Extracted data entries:
━━━━
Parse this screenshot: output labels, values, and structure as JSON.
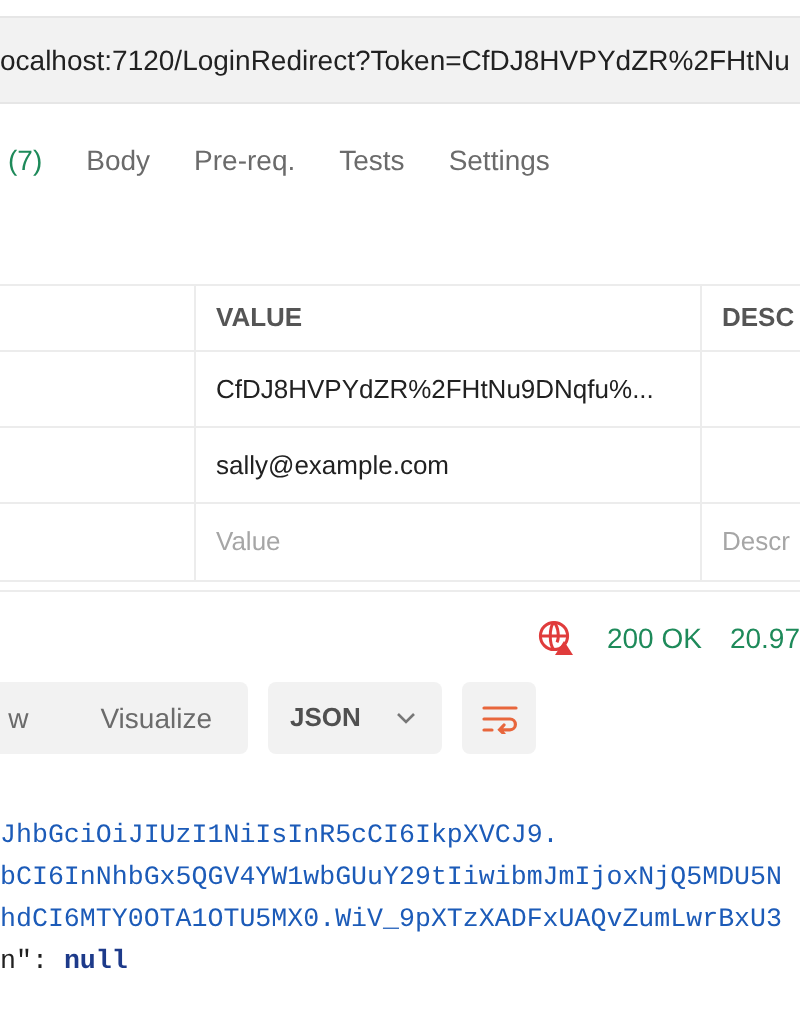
{
  "url": "ocalhost:7120/LoginRedirect?Token=CfDJ8HVPYdZR%2FHtNu",
  "request_tabs": [
    {
      "label": "(7)",
      "kind": "count"
    },
    {
      "label": "Body",
      "kind": "tab"
    },
    {
      "label": "Pre-req.",
      "kind": "tab"
    },
    {
      "label": "Tests",
      "kind": "tab"
    },
    {
      "label": "Settings",
      "kind": "tab"
    }
  ],
  "params_table": {
    "columns": [
      "VALUE",
      "DESC"
    ],
    "rows": [
      {
        "value": "CfDJ8HVPYdZR%2FHtNu9DNqfu%..."
      },
      {
        "value": "sally@example.com"
      },
      {
        "value_placeholder": "Value",
        "description_placeholder": "Descr"
      }
    ]
  },
  "response_status": {
    "status": "200 OK",
    "time": "20.97"
  },
  "view_modes": [
    "w",
    "Visualize"
  ],
  "format": "JSON",
  "code_lines": [
    [
      {
        "kind": "string",
        "text": "JhbGciOiJIUzI1NiIsInR5cCI6IkpXVCJ9."
      }
    ],
    [
      {
        "kind": "string",
        "text": "bCI6InNhbGx5QGV4YW1wbGUuY29tIiwibmJmIjoxNjQ5MDU5N"
      }
    ],
    [
      {
        "kind": "string",
        "text": "hdCI6MTY0OTA1OTU5MX0.WiV_9pXTzXADFxUAQvZumLwrBxU3"
      }
    ],
    [
      {
        "kind": "key",
        "text": "n\":"
      },
      {
        "kind": "null",
        "text": "null"
      }
    ]
  ]
}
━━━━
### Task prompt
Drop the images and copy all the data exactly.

### Expected answer
Parse this screenshot: output labels, values, and structure as JSON.
{
  "url": "ocalhost:7120/LoginRedirect?Token=CfDJ8HVPYdZR%2FHtNu",
  "request_tabs": [
    {
      "label": "(7)",
      "kind": "count"
    },
    {
      "label": "Body",
      "kind": "tab"
    },
    {
      "label": "Pre-req.",
      "kind": "tab"
    },
    {
      "label": "Tests",
      "kind": "tab"
    },
    {
      "label": "Settings",
      "kind": "tab"
    }
  ],
  "params_table": {
    "columns": [
      "VALUE",
      "DESC"
    ],
    "rows": [
      {
        "value": "CfDJ8HVPYdZR%2FHtNu9DNqfu%..."
      },
      {
        "value": "sally@example.com"
      },
      {
        "value_placeholder": "Value",
        "description_placeholder": "Descr"
      }
    ]
  },
  "response_status": {
    "status": "200 OK",
    "time": "20.97"
  },
  "view_modes": [
    "w",
    "Visualize"
  ],
  "format": "JSON",
  "code_lines": [
    [
      {
        "kind": "string",
        "text": "JhbGciOiJIUzI1NiIsInR5cCI6IkpXVCJ9."
      }
    ],
    [
      {
        "kind": "string",
        "text": "bCI6InNhbGx5QGV4YW1wbGUuY29tIiwibmJmIjoxNjQ5MDU5N"
      }
    ],
    [
      {
        "kind": "string",
        "text": "hdCI6MTY0OTA1OTU5MX0.WiV_9pXTzXADFxUAQvZumLwrBxU3"
      }
    ],
    [
      {
        "kind": "key",
        "text": "n\":"
      },
      {
        "kind": "null",
        "text": "null"
      }
    ]
  ]
}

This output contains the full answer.